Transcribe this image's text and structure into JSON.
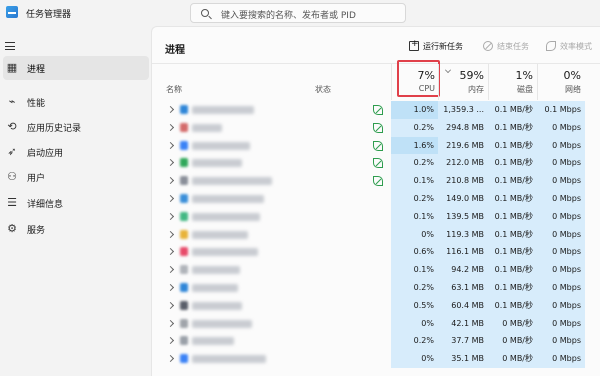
{
  "app": {
    "title": "任务管理器",
    "icon": "task-manager-icon"
  },
  "search": {
    "placeholder": "键入要搜索的名称、发布者或 PID",
    "icon": "search-icon"
  },
  "sidebar": {
    "items": [
      {
        "label": "进程",
        "icon": "processes-icon",
        "glyph": "▦",
        "active": true
      },
      {
        "label": "性能",
        "icon": "performance-icon",
        "glyph": "⌁",
        "active": false
      },
      {
        "label": "应用历史记录",
        "icon": "history-icon",
        "glyph": "⟲",
        "active": false
      },
      {
        "label": "启动应用",
        "icon": "startup-icon",
        "glyph": "➶",
        "active": false
      },
      {
        "label": "用户",
        "icon": "users-icon",
        "glyph": "⚇",
        "active": false
      },
      {
        "label": "详细信息",
        "icon": "details-icon",
        "glyph": "☰",
        "active": false
      },
      {
        "label": "服务",
        "icon": "services-icon",
        "glyph": "⚙",
        "active": false
      }
    ]
  },
  "main": {
    "title": "进程",
    "toolbar": {
      "run_new_task": "运行新任务",
      "end_task": "结束任务",
      "efficiency_mode": "效率模式"
    },
    "columns": {
      "name": "名称",
      "status": "状态",
      "cpu": {
        "pct": "7%",
        "label": "CPU"
      },
      "memory": {
        "pct": "59%",
        "label": "内存"
      },
      "disk": {
        "pct": "1%",
        "label": "磁盘"
      },
      "network": {
        "pct": "0%",
        "label": "网络"
      }
    },
    "rows": [
      {
        "cpu": "1.0%",
        "mem": "1,359.3 ...",
        "disk": "0.1 MB/秒",
        "net": "0.1 Mbps",
        "leaf": true,
        "icon_color": "#2f86d8"
      },
      {
        "cpu": "0.2%",
        "mem": "294.8 MB",
        "disk": "0.1 MB/秒",
        "net": "0 Mbps",
        "leaf": true,
        "icon_color": "#d46a6a"
      },
      {
        "cpu": "1.6%",
        "mem": "219.6 MB",
        "disk": "0.1 MB/秒",
        "net": "0 Mbps",
        "leaf": true,
        "icon_color": "#3b82f6"
      },
      {
        "cpu": "0.2%",
        "mem": "212.0 MB",
        "disk": "0.1 MB/秒",
        "net": "0 Mbps",
        "leaf": true,
        "icon_color": "#2fa85a"
      },
      {
        "cpu": "0.1%",
        "mem": "210.8 MB",
        "disk": "0.1 MB/秒",
        "net": "0 Mbps",
        "leaf": true,
        "icon_color": "#8a8f99"
      },
      {
        "cpu": "0.2%",
        "mem": "149.0 MB",
        "disk": "0.1 MB/秒",
        "net": "0 Mbps",
        "leaf": false,
        "icon_color": "#3a8fd9"
      },
      {
        "cpu": "0.1%",
        "mem": "139.5 MB",
        "disk": "0.1 MB/秒",
        "net": "0 Mbps",
        "leaf": false,
        "icon_color": "#42b883"
      },
      {
        "cpu": "0%",
        "mem": "119.3 MB",
        "disk": "0.1 MB/秒",
        "net": "0 Mbps",
        "leaf": false,
        "icon_color": "#e8b339"
      },
      {
        "cpu": "0.6%",
        "mem": "116.1 MB",
        "disk": "0.1 MB/秒",
        "net": "0 Mbps",
        "leaf": false,
        "icon_color": "#e84b6a"
      },
      {
        "cpu": "0.1%",
        "mem": "94.2 MB",
        "disk": "0.1 MB/秒",
        "net": "0 Mbps",
        "leaf": false,
        "icon_color": "#b0b4ba"
      },
      {
        "cpu": "0.2%",
        "mem": "63.1 MB",
        "disk": "0.1 MB/秒",
        "net": "0 Mbps",
        "leaf": false,
        "icon_color": "#2f86d8"
      },
      {
        "cpu": "0.5%",
        "mem": "60.4 MB",
        "disk": "0.1 MB/秒",
        "net": "0 Mbps",
        "leaf": false,
        "icon_color": "#5a5f6a"
      },
      {
        "cpu": "0%",
        "mem": "42.1 MB",
        "disk": "0 MB/秒",
        "net": "0 Mbps",
        "leaf": false,
        "icon_color": "#a0a4aa"
      },
      {
        "cpu": "0.2%",
        "mem": "37.7 MB",
        "disk": "0 MB/秒",
        "net": "0 Mbps",
        "leaf": false,
        "icon_color": "#9aa0a8"
      },
      {
        "cpu": "0%",
        "mem": "35.1 MB",
        "disk": "0 MB/秒",
        "net": "0 Mbps",
        "leaf": false,
        "icon_color": "#3b82f6"
      }
    ]
  },
  "colors": {
    "heat_light": "#d7ecfb",
    "heat_medium": "#bfe1f7",
    "cpu_highlight": "#e0404a",
    "green_leaf": "#2e9d4e"
  }
}
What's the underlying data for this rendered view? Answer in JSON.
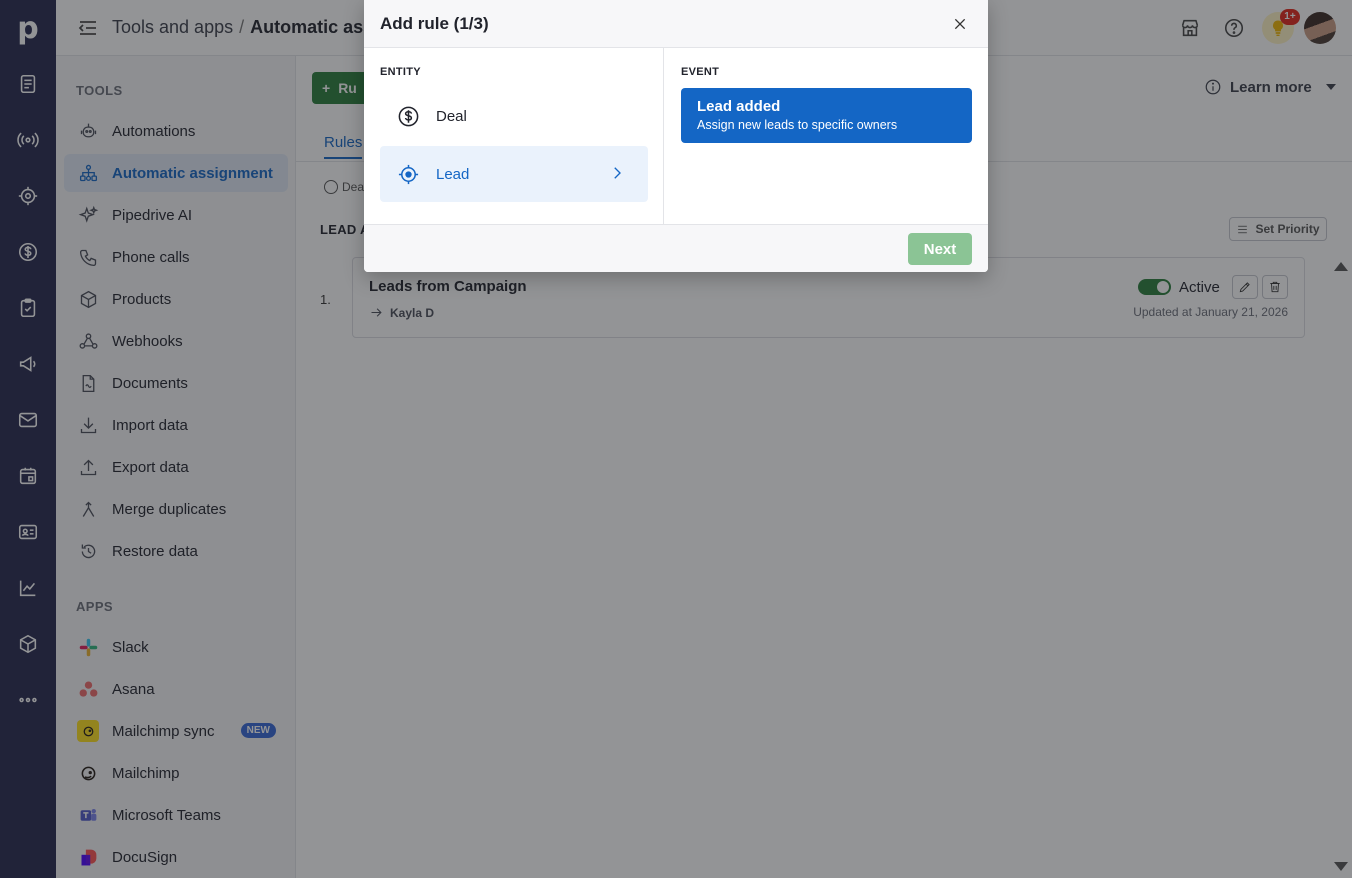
{
  "header": {
    "breadcrumb_root": "Tools and apps",
    "breadcrumb_sep": "/",
    "breadcrumb_current": "Automatic assig",
    "tips_count": "1+"
  },
  "sidebar": {
    "tools_heading": "TOOLS",
    "tools": [
      {
        "label": "Automations",
        "icon": "robot-icon"
      },
      {
        "label": "Automatic assignment",
        "icon": "assignment-tree-icon",
        "active": true
      },
      {
        "label": "Pipedrive AI",
        "icon": "sparkles-icon"
      },
      {
        "label": "Phone calls",
        "icon": "phone-icon"
      },
      {
        "label": "Products",
        "icon": "box-icon"
      },
      {
        "label": "Webhooks",
        "icon": "webhook-icon"
      },
      {
        "label": "Documents",
        "icon": "document-icon"
      },
      {
        "label": "Import data",
        "icon": "download-icon"
      },
      {
        "label": "Export data",
        "icon": "upload-icon"
      },
      {
        "label": "Merge duplicates",
        "icon": "merge-icon"
      },
      {
        "label": "Restore data",
        "icon": "restore-icon"
      }
    ],
    "apps_heading": "APPS",
    "apps": [
      {
        "label": "Slack",
        "icon": "slack-icon"
      },
      {
        "label": "Asana",
        "icon": "asana-icon"
      },
      {
        "label": "Mailchimp sync",
        "icon": "mailchimp-sync-icon",
        "badge": "NEW"
      },
      {
        "label": "Mailchimp",
        "icon": "mailchimp-icon"
      },
      {
        "label": "Microsoft Teams",
        "icon": "teams-icon"
      },
      {
        "label": "DocuSign",
        "icon": "docusign-icon"
      }
    ]
  },
  "main": {
    "add_rule_label": "Ru",
    "learn_more_label": "Learn more",
    "tab_rules": "Rules",
    "filter_label": "Dea",
    "section_heading": "LEAD A",
    "set_priority_label": "Set Priority",
    "rules": [
      {
        "index": "1.",
        "title": "Leads from Campaign",
        "owner": "Kayla D",
        "status_label": "Active",
        "updated": "Updated at January 21, 2026"
      }
    ]
  },
  "modal": {
    "title": "Add rule (1/3)",
    "entity_heading": "ENTITY",
    "event_heading": "EVENT",
    "entities": [
      {
        "label": "Deal",
        "icon": "dollar-circle-icon"
      },
      {
        "label": "Lead",
        "icon": "target-icon",
        "selected": true
      }
    ],
    "event": {
      "title": "Lead added",
      "description": "Assign new leads to specific owners"
    },
    "next_label": "Next"
  },
  "colors": {
    "rail": "#26284e",
    "accent_blue": "#1466c5",
    "green": "#2a7d3b",
    "next_disabled": "#8bc495"
  }
}
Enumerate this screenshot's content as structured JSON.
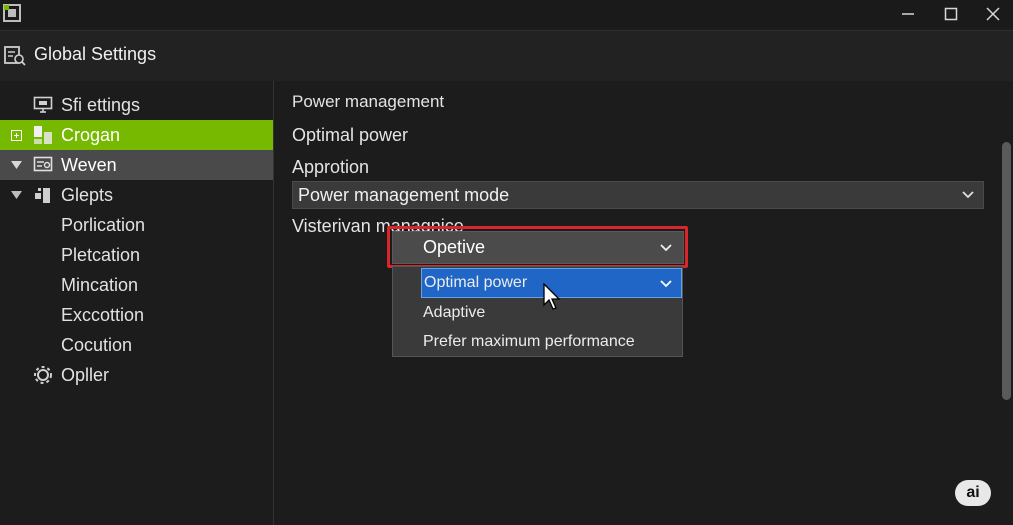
{
  "window": {
    "title": "Global Settings",
    "controls": {
      "minimize": "minimize-icon",
      "maximize": "maximize-icon",
      "close": "close-icon"
    }
  },
  "sidebar": {
    "items": [
      {
        "label": "Sfi ettings",
        "icon": "monitor-icon",
        "state": "normal",
        "expander": "none"
      },
      {
        "label": "Crogan",
        "icon": "grid-icon",
        "state": "selected",
        "expander": "collapsed"
      },
      {
        "label": "Weven",
        "icon": "display-settings-icon",
        "state": "hover",
        "expander": "expanded"
      },
      {
        "label": "Glepts",
        "icon": "puzzle-icon",
        "state": "normal",
        "expander": "expanded"
      },
      {
        "label": "Porlication",
        "icon": "",
        "state": "normal",
        "expander": "none"
      },
      {
        "label": "Pletcation",
        "icon": "",
        "state": "normal",
        "expander": "none"
      },
      {
        "label": "Mincation",
        "icon": "",
        "state": "normal",
        "expander": "none"
      },
      {
        "label": "Exccottion",
        "icon": "",
        "state": "normal",
        "expander": "none"
      },
      {
        "label": "Cocution",
        "icon": "",
        "state": "normal",
        "expander": "none"
      },
      {
        "label": "Opller",
        "icon": "gear-icon",
        "state": "normal",
        "expander": "none"
      }
    ]
  },
  "main": {
    "heading": "Power management",
    "line1": "Optimal power",
    "line2": "Approtion",
    "mode_select": {
      "value": "Power management mode"
    },
    "setting_label": "Visterivan managnice",
    "dropdown": {
      "selected": "Opetive",
      "options": [
        {
          "label": "Optimal power",
          "active": true
        },
        {
          "label": "Adaptive",
          "active": false
        },
        {
          "label": "Prefer maximum performance",
          "active": false
        }
      ]
    }
  },
  "badge": {
    "text": "ai"
  },
  "colors": {
    "accent": "#76b900",
    "highlight_border": "#d9262a",
    "active_option": "#1f66c7"
  }
}
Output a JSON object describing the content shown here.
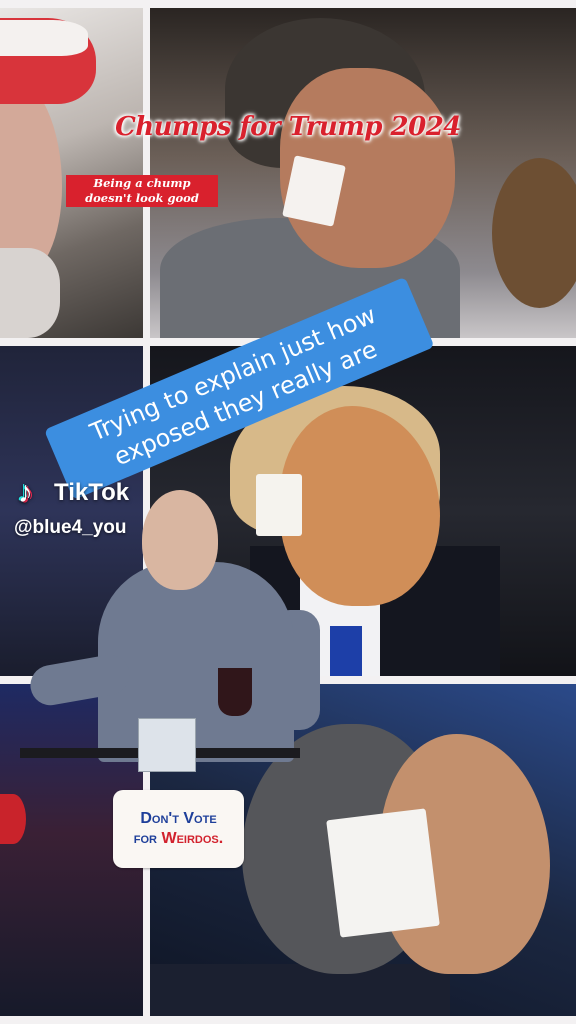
{
  "overlay": {
    "title": "Chumps for Trump 2024",
    "subtitle": "Being a chump doesn't look good",
    "caption": "Trying to explain just how exposed they really are",
    "watermark": {
      "brand": "TikTok",
      "handle": "@blue4_you"
    },
    "sticker": {
      "line1": "Don't Vote",
      "line2_prefix": "for",
      "line2_emphasis": "Weirdos."
    }
  },
  "colors": {
    "title_red": "#d9212d",
    "caption_blue": "#3c8ee0",
    "sticker_blue": "#1e3f9a",
    "sticker_red": "#d2222d"
  },
  "icons": [
    "tiktok-logo-icon"
  ]
}
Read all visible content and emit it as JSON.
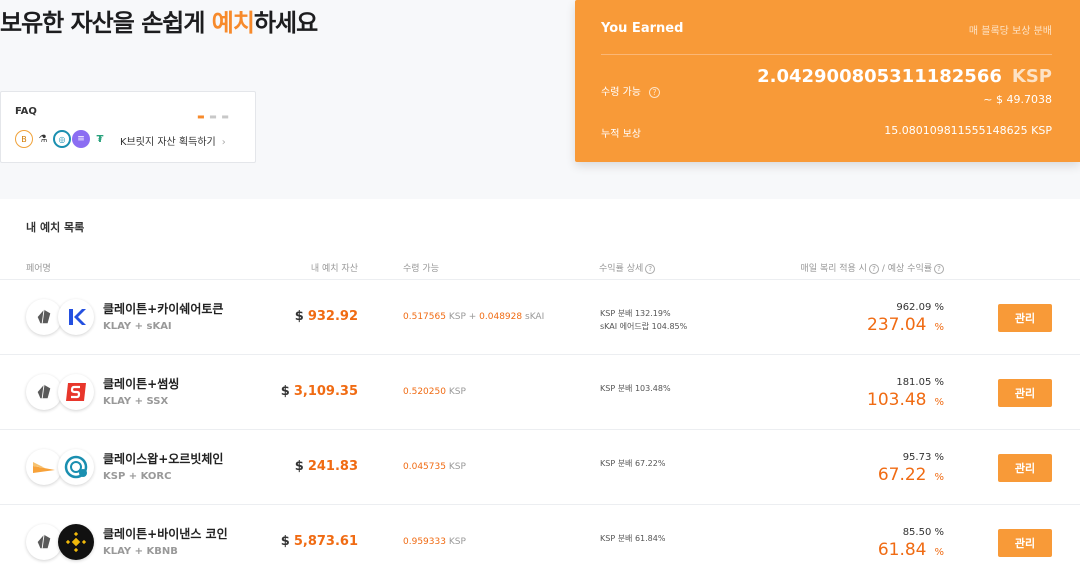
{
  "hero": {
    "title_pre": "보유한 자산을 손쉽게 ",
    "title_accent": "예치",
    "title_post": "하세요"
  },
  "faq": {
    "label": "FAQ",
    "text": "K브릿지 자산 획득하기",
    "chevron": "›"
  },
  "earned": {
    "title": "You Earned",
    "hint": "매 블록당 보상 분배",
    "claimable_label": "수령 가능",
    "claimable_amount": "2.042900805311182566",
    "claimable_unit": "KSP",
    "claimable_usd": "~ $ 49.7038",
    "cumulative_label": "누적 보상",
    "cumulative_amount": "15.080109811555148625 KSP"
  },
  "list": {
    "title": "내 예치 목록",
    "columns": {
      "pair": "페어명",
      "deposit": "내 예치 자산",
      "claimable": "수령 가능",
      "detail": "수익률 상세",
      "apr": "매일 복리 적용 시",
      "apr_suffix": "/ 예상 수익률"
    },
    "manage_label": "관리",
    "rows": [
      {
        "name": "클레이튼+카이쉐어토큰",
        "symbols": "KLAY + sKAI",
        "usd_sign": "$",
        "deposit": "932.92",
        "claim_a": "0.517565",
        "claim_a_unit": "KSP",
        "claim_plus": "+",
        "claim_b": "0.048928",
        "claim_b_unit": "sKAI",
        "detail_1": "KSP 분배 132.19%",
        "detail_2": "sKAI 에어드랍 104.85%",
        "apr_compound": "962.09 %",
        "apr": "237.04",
        "pct": "%"
      },
      {
        "name": "클레이튼+썸씽",
        "symbols": "KLAY + SSX",
        "usd_sign": "$",
        "deposit": "3,109.35",
        "claim_a": "0.520250",
        "claim_a_unit": "KSP",
        "detail_1": "KSP 분배 103.48%",
        "apr_compound": "181.05 %",
        "apr": "103.48",
        "pct": "%"
      },
      {
        "name": "클레이스왑+오르빗체인",
        "symbols": "KSP + KORC",
        "usd_sign": "$",
        "deposit": "241.83",
        "claim_a": "0.045735",
        "claim_a_unit": "KSP",
        "detail_1": "KSP 분배 67.22%",
        "apr_compound": "95.73 %",
        "apr": "67.22",
        "pct": "%"
      },
      {
        "name": "클레이튼+바이낸스 코인",
        "symbols": "KLAY + KBNB",
        "usd_sign": "$",
        "deposit": "5,873.61",
        "claim_a": "0.959333",
        "claim_a_unit": "KSP",
        "detail_1": "KSP 분배 61.84%",
        "apr_compound": "85.50 %",
        "apr": "61.84",
        "pct": "%"
      }
    ]
  },
  "icons": {
    "klay": "klaytn-icon",
    "skai": "kaishare-icon",
    "ssx": "somesing-icon",
    "ksp": "klayswap-icon",
    "korc": "orbit-chain-icon",
    "kbnb": "binance-coin-icon",
    "help": "help-circle-icon"
  },
  "colors": {
    "accent": "#f89a38",
    "accent_text": "#f06b13"
  }
}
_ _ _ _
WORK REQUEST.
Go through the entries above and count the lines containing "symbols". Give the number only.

RESPONSE BOX.
4